The Supreme Court ruled last year in Ramos v. Louisiana that it violates the Constitution to convict someone of a serious crime without a unanimous jury verdict against the individual. Thedrick Edwards, a Black man, was convicted of armed robbery and other crimes by a 10-2 jury vote, and his conviction should therefore be unconstitutional. Edwards was sentenced to life imprisonment without parole. Because his conviction occurred in 2007 and his direct appeal was rejected some eight years before Ramos was decided, however, the question before the Supreme Court was whether Edwards could obtain federal collateral review of his conviction and have it invalidated under the Ramos decision.
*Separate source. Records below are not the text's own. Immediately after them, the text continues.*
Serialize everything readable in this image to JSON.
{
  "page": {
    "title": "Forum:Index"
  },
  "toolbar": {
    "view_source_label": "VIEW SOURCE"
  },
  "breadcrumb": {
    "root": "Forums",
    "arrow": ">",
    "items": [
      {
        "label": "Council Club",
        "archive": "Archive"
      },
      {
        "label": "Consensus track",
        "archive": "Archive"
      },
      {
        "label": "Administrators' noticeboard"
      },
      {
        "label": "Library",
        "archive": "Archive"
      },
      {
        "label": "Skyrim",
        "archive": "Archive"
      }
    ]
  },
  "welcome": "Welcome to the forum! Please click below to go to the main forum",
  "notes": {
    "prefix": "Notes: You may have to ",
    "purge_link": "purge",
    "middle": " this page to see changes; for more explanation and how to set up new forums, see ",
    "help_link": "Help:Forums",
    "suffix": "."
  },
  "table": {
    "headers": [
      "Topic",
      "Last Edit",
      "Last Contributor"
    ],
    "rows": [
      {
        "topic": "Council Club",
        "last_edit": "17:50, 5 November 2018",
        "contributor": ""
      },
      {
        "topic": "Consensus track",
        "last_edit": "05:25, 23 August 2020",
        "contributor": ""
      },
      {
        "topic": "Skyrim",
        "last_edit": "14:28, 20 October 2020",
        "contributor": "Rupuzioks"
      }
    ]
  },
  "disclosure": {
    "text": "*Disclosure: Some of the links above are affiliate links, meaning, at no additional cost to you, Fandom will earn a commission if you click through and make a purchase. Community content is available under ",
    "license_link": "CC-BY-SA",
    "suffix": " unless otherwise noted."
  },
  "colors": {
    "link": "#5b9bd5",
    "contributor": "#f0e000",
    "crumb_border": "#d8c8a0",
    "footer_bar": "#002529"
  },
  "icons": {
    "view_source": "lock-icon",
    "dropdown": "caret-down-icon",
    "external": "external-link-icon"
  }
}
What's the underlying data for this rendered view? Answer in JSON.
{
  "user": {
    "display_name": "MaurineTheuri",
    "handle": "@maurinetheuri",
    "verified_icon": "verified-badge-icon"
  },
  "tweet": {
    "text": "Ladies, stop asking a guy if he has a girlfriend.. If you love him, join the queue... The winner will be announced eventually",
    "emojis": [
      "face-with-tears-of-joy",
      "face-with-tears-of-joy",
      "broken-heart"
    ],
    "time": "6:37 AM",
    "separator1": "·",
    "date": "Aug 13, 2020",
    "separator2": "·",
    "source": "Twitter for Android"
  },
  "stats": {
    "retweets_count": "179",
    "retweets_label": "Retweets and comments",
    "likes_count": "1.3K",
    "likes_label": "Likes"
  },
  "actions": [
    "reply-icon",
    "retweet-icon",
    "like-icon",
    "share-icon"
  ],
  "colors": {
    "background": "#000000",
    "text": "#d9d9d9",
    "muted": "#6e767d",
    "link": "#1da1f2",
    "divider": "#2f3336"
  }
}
In a 6-3 decision written by Trump Justice Kavanaugh, in which Trump justices Gorsuch and Barrett also provided deciding votes, the Court majority said no. Kavanaugh explained that the unanimous jury requirement was a “procedural rule” relating to how a person is prosecuted and convicted, not a “substantive rule” concerning what conduct can “constitutionally be criminalized.” According to a Supreme Court decision more than 30 years ago in the Teague case, Kavanaugh noted, such a “procedural” decision will not be applied “retroactively” to cases where the direct appeal has been completed, like Edwards’ case, unless the new “procedural rule” is a very significant or “watershed” rule of criminal procedure. Without specifically attempting to determine whether the unanimous jury requirement was such a “watershed” rule, however, Kavanaugh noted that the “watershed” exception had never been used by the Court and therefore effectively overruled Teague. Specifically, Kavanaugh held that the “watershed exception is moribund,” and that from now on, “[n]ew procedural rules do not apply retroactively” to cases like Edwards’ that are on “federal collateral review.”
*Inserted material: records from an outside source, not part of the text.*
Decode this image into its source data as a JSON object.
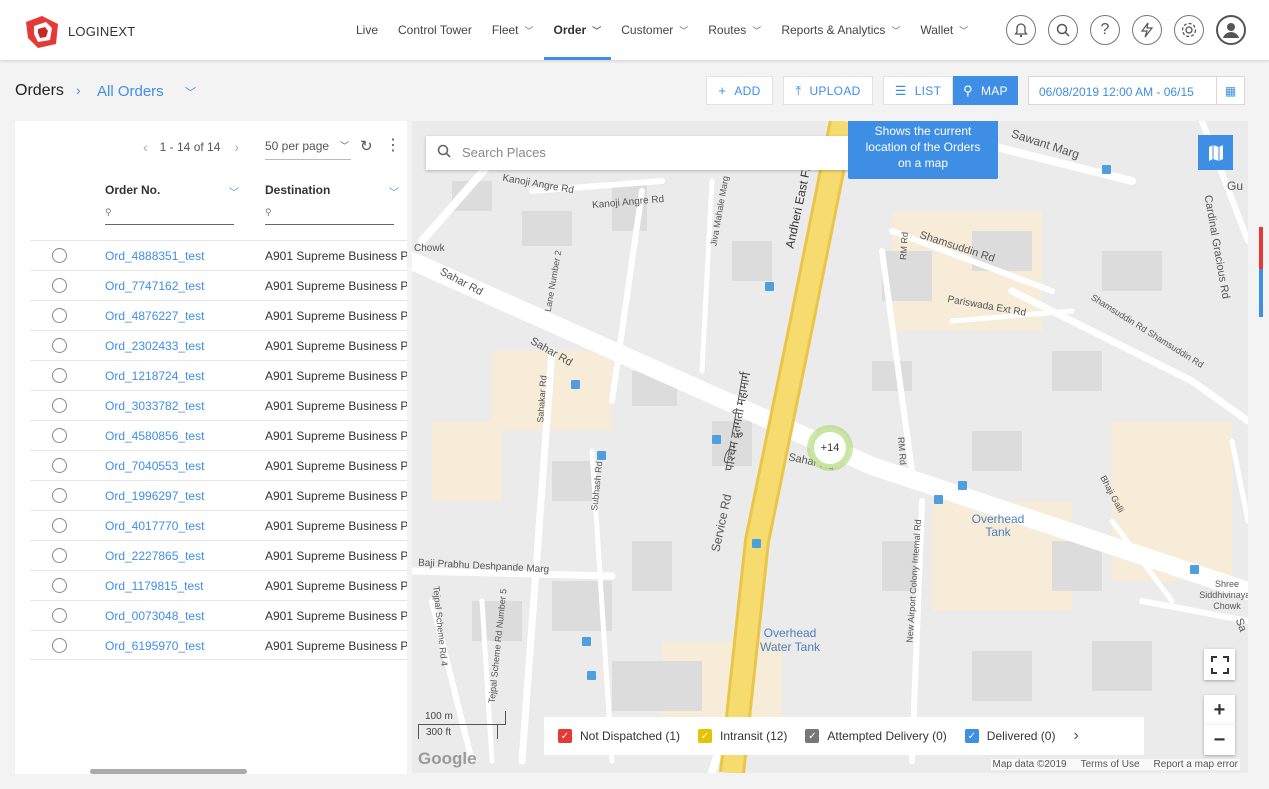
{
  "brand": {
    "name": "LOGINEXT"
  },
  "nav": [
    {
      "label": "Live",
      "dropdown": false,
      "active": false
    },
    {
      "label": "Control Tower",
      "dropdown": false,
      "active": false
    },
    {
      "label": "Fleet",
      "dropdown": true,
      "active": false
    },
    {
      "label": "Order",
      "dropdown": true,
      "active": true
    },
    {
      "label": "Customer",
      "dropdown": true,
      "active": false
    },
    {
      "label": "Routes",
      "dropdown": true,
      "active": false
    },
    {
      "label": "Reports & Analytics",
      "dropdown": true,
      "active": false
    },
    {
      "label": "Wallet",
      "dropdown": true,
      "active": false
    }
  ],
  "top_icons": [
    "bell-icon",
    "search-icon",
    "help-icon",
    "bolt-icon",
    "settings-icon",
    "user-icon"
  ],
  "breadcrumb": {
    "root": "Orders",
    "current": "All Orders"
  },
  "actions": {
    "add": "ADD",
    "upload": "UPLOAD",
    "list": "LIST",
    "map": "MAP"
  },
  "date_range": "06/08/2019 12:00 AM - 06/15",
  "pager": {
    "range": "1 - 14 of 14",
    "per_page": "50 per page"
  },
  "columns": {
    "order_no": "Order No.",
    "destination": "Destination"
  },
  "orders": [
    {
      "id": "Ord_4888351_test",
      "destination": "A901 Supreme Business P"
    },
    {
      "id": "Ord_7747162_test",
      "destination": "A901 Supreme Business P"
    },
    {
      "id": "Ord_4876227_test",
      "destination": "A901 Supreme Business P"
    },
    {
      "id": "Ord_2302433_test",
      "destination": "A901 Supreme Business P"
    },
    {
      "id": "Ord_1218724_test",
      "destination": "A901 Supreme Business P"
    },
    {
      "id": "Ord_3033782_test",
      "destination": "A901 Supreme Business P"
    },
    {
      "id": "Ord_4580856_test",
      "destination": "A901 Supreme Business P"
    },
    {
      "id": "Ord_7040553_test",
      "destination": "A901 Supreme Business P"
    },
    {
      "id": "Ord_1996297_test",
      "destination": "A901 Supreme Business P"
    },
    {
      "id": "Ord_4017770_test",
      "destination": "A901 Supreme Business P"
    },
    {
      "id": "Ord_2227865_test",
      "destination": "A901 Supreme Business P"
    },
    {
      "id": "Ord_1179815_test",
      "destination": "A901 Supreme Business P"
    },
    {
      "id": "Ord_0073048_test",
      "destination": "A901 Supreme Business P"
    },
    {
      "id": "Ord_6195970_test",
      "destination": "A901 Supreme Business P"
    }
  ],
  "map": {
    "search_placeholder": "Search Places",
    "tooltip": "Shows the current location of the Orders on a map",
    "cluster_count": "+14",
    "legend": [
      {
        "label": "Not Dispatched (1)",
        "color": "#e53935"
      },
      {
        "label": "Intransit (12)",
        "color": "#e6c300"
      },
      {
        "label": "Attempted Delivery (0)",
        "color": "#777777"
      },
      {
        "label": "Delivered (0)",
        "color": "#3f8ee6"
      }
    ],
    "scale": {
      "metric": "100 m",
      "imperial": "300 ft"
    },
    "google": "Google",
    "attribution": [
      "Map data ©2019",
      "Terms of Use",
      "Report a map error"
    ],
    "labels": {
      "sahar_rd_1": "Sahar Rd",
      "sahar_rd_2": "Sahar Rd",
      "sahar_rd_3": "Sahar Rd",
      "andheri": "Andheri East Fl",
      "sawant": "Sawant Marg",
      "shamsuddin": "Shamsuddin Rd",
      "pariswada": "Pariswada Ext Rd",
      "cardinal": "Cardinal Gracious Rd",
      "kanoji1": "Kanoji Angre Rd",
      "kanoji2": "Kanoji Angre Rd",
      "overhead1": "Overhead Tank",
      "overhead2": "Overhead Water Tank",
      "baji": "Baji Prabhu Deshpande Marg",
      "service": "Service Rd",
      "chowk": "Chowk",
      "shree": "Shree Siddhivinayak Chowk",
      "airport": "New Airport Colony Internal Rd",
      "subhash": "Subhash Rd",
      "sahakar": "Sahakar Rd",
      "bhaji": "Bhaji Galli",
      "rm1": "RM Rd",
      "rm2": "RM Rd",
      "hindi": "पश्चिम द्रुतगती महामार्ग",
      "jiva": "Jiva Mahale Marg",
      "lane2": "Lane Number 2",
      "tejpal": "Tejpal Scheme Rd 4",
      "tejpal5": "Tejpal Scheme Rd Number 5",
      "gu": "Gu",
      "sa": "Sa",
      "shamsuddin2": "Shamsuddin Rd Shamsuddin Rd"
    }
  }
}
Justice Elena Kagan strongly dissented, on behalf of herself and Justices Stephen Breyer and Sonia Sotomayor. Proceeding to answer the question that Kavanaugh did not, Justice Kagan noted that the majority in Ramos described the unanimous jury verdict requirement as “vital,” “essential,” “indispensable,” and “’fundamental’ to the American legal system.” She also pointed out that Ramos “vindicated core principles of racial justice,” since state laws allowing non-unanimous juries “originated in white supremacism” and have continued to have “racially discriminatory effects.” “If you were scanning a thesaurus for a single word to describe the decision” in Ramos, she concluded, “you would stop when you came to ‘watershed.’”

The decision against Thedrick Edwards, Kagan went on, thus depended on “the majority’s last move – the overturning of Teague’s watershed exception.” Kagan criticized the majority’s departure from “judicial practice and principle,” noting that Kavanaugh followed “none of the usual rules of stare decisis” and respect for past precedent. In particular, she went on, Kavanaugh’s opinion “discards precedent without a party requesting the action,” and “does so with hardly a reason given, much less the ‘special justification’ our law demands.”
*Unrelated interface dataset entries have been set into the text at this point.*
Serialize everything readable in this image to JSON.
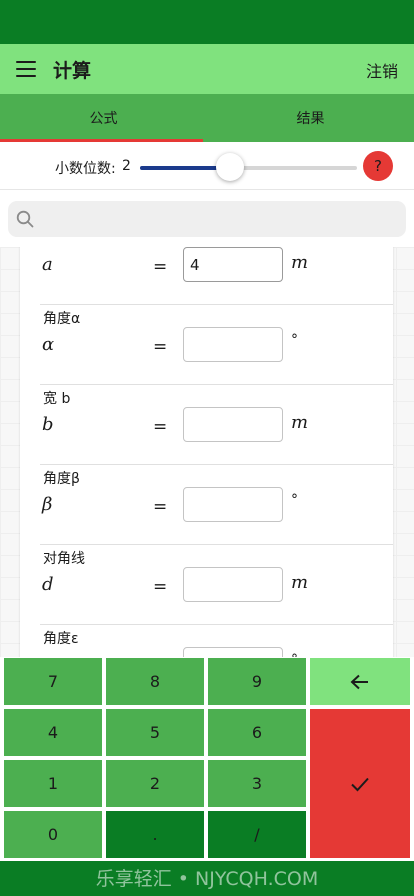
{
  "app": {
    "title": "计算",
    "logout_label": "注销"
  },
  "tabs": [
    {
      "label": "公式",
      "active": true
    },
    {
      "label": "结果",
      "active": false
    }
  ],
  "decimals": {
    "label": "小数位数:",
    "value": "2",
    "slider_fraction": 0.41
  },
  "help": {
    "label": "?"
  },
  "search": {
    "placeholder": "",
    "value": ""
  },
  "fields": [
    {
      "label": "",
      "symbol": "a",
      "equals": "=",
      "value": "4",
      "unit": "m"
    },
    {
      "label": "角度α",
      "symbol": "α",
      "equals": "=",
      "value": "",
      "unit": "°"
    },
    {
      "label": "宽 b",
      "symbol": "b",
      "equals": "=",
      "value": "",
      "unit": "m"
    },
    {
      "label": "角度β",
      "symbol": "β",
      "equals": "=",
      "value": "",
      "unit": "°"
    },
    {
      "label": "对角线",
      "symbol": "d",
      "equals": "=",
      "value": "",
      "unit": "m"
    },
    {
      "label": "角度ε",
      "symbol": "",
      "equals": "",
      "value": "",
      "unit": "°"
    }
  ],
  "keypad": {
    "k7": "7",
    "k8": "8",
    "k9": "9",
    "k4": "4",
    "k5": "5",
    "k6": "6",
    "k1": "1",
    "k2": "2",
    "k3": "3",
    "k0": "0",
    "dot": ".",
    "slash": "/",
    "backspace_icon": "arrow-left-icon",
    "enter_icon": "checkmark-icon"
  },
  "watermark": "乐享轻汇 • NJYCQH.COM",
  "colors": {
    "status_bar": "#0a7d24",
    "app_bar": "#80e27e",
    "tab_bar": "#4caf50",
    "accent_red": "#e53935",
    "slider": "#1b3a8c"
  }
}
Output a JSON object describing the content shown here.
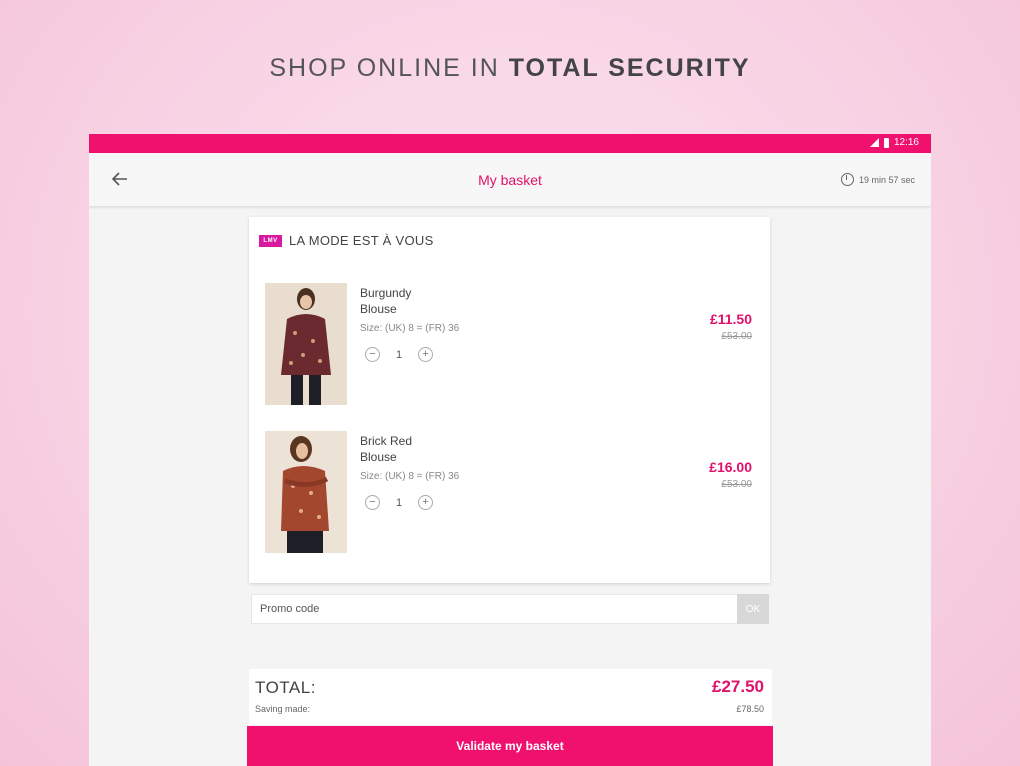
{
  "headline": {
    "light": "SHOP ONLINE IN ",
    "bold": "TOTAL SECURITY"
  },
  "status_bar": {
    "time": "12:16",
    "color": "#f0116e"
  },
  "app_bar": {
    "title": "My basket",
    "timer": "19 min 57 sec"
  },
  "brand": {
    "logo_text": "LMV",
    "name": "LA MODE EST À VOUS"
  },
  "items": [
    {
      "name": "Burgundy Blouse",
      "size": "Size: (UK) 8 = (FR) 36",
      "qty": "1",
      "price": "£11.50",
      "old_price": "£53.00",
      "qty_minus": "−",
      "qty_plus": "+"
    },
    {
      "name": "Brick Red Blouse",
      "size": "Size: (UK) 8 = (FR) 36",
      "qty": "1",
      "price": "£16.00",
      "old_price": "£53.00",
      "qty_minus": "−",
      "qty_plus": "+"
    }
  ],
  "promo": {
    "placeholder": "Promo code",
    "ok_label": "OK"
  },
  "totals": {
    "label": "TOTAL:",
    "value": "£27.50",
    "saving_label": "Saving made:",
    "saving_value": "£78.50"
  },
  "validate_label": "Validate my basket",
  "colors": {
    "accent": "#e0116c",
    "primary": "#f0116e"
  }
}
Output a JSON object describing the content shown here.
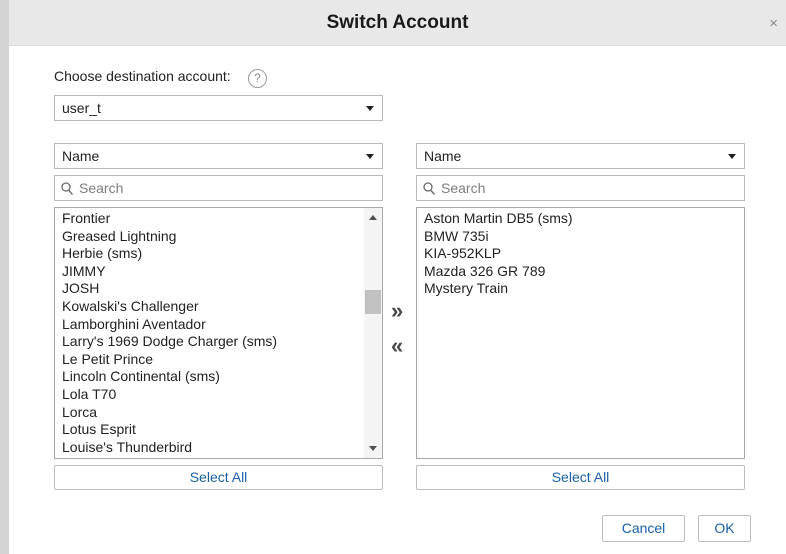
{
  "dialog": {
    "title": "Switch Account",
    "close_glyph": "×"
  },
  "destination": {
    "label": "Choose destination account:",
    "help_glyph": "?",
    "selected": "user_t"
  },
  "left_panel": {
    "sort_selected": "Name",
    "search_placeholder": "Search",
    "items": [
      "Frontier",
      "Greased Lightning",
      "Herbie (sms)",
      "JIMMY",
      "JOSH",
      "Kowalski's Challenger",
      "Lamborghini Aventador",
      "Larry's 1969 Dodge Charger (sms)",
      "Le Petit Prince",
      "Lincoln Continental (sms)",
      "Lola T70",
      "Lorca",
      "Lotus Esprit",
      "Louise's Thunderbird"
    ],
    "select_all_label": "Select All"
  },
  "right_panel": {
    "sort_selected": "Name",
    "search_placeholder": "Search",
    "items": [
      "Aston Martin DB5 (sms)",
      "BMW 735i",
      "KIA-952KLP",
      "Mazda 326 GR 789",
      "Mystery Train"
    ],
    "select_all_label": "Select All"
  },
  "transfer": {
    "move_right_glyph": "»",
    "move_left_glyph": "«"
  },
  "footer": {
    "cancel_label": "Cancel",
    "ok_label": "OK"
  },
  "colors": {
    "titlebar": "#e8e8e8",
    "link_blue": "#1a5fa8",
    "border": "#b9b9b9"
  },
  "icons": [
    "close-icon",
    "help-icon",
    "search-icon",
    "chevron-down-icon",
    "move-right-icon",
    "move-left-icon"
  ]
}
The result of the majority’s decision goes far beyond the important unanimous jury rule, Kagan explained. It “prevents any procedural rule ever – no matter how integral to adjudicative fairness –” from applying to federal collateral review of a state criminal conviction. As Professor Steven Vladeck noted, the decision “portends a fundamental shift” in how the Court “handles claims from all state and federal prisoners based upon decisions handed down after their conviction.”

As Justice Kagan concluded, if the decision in Ramos was correct that the right to a unanimous jury verdict “is so fundamental” and that a verdict issued by a divided jury “is no verdict at all,” then “Thedrick Edwards should not spend his life behind bars over two jurors’ opposition.” As a result of the opinion of Trump Justice Kavanaugh and the deciding votes of Trump justices Gorsuch and Barrett, however, that is exactly what will happen. The decision not only will have other harmful consequences in the criminal justice system, but also raises serious concerns about how the Court majority will treat the key precedent of Roe v Wade in its abortion case next term. Our fight for our courts must continue, and we must do all we can to help confirm Biden nominees to the federal courts at all levels.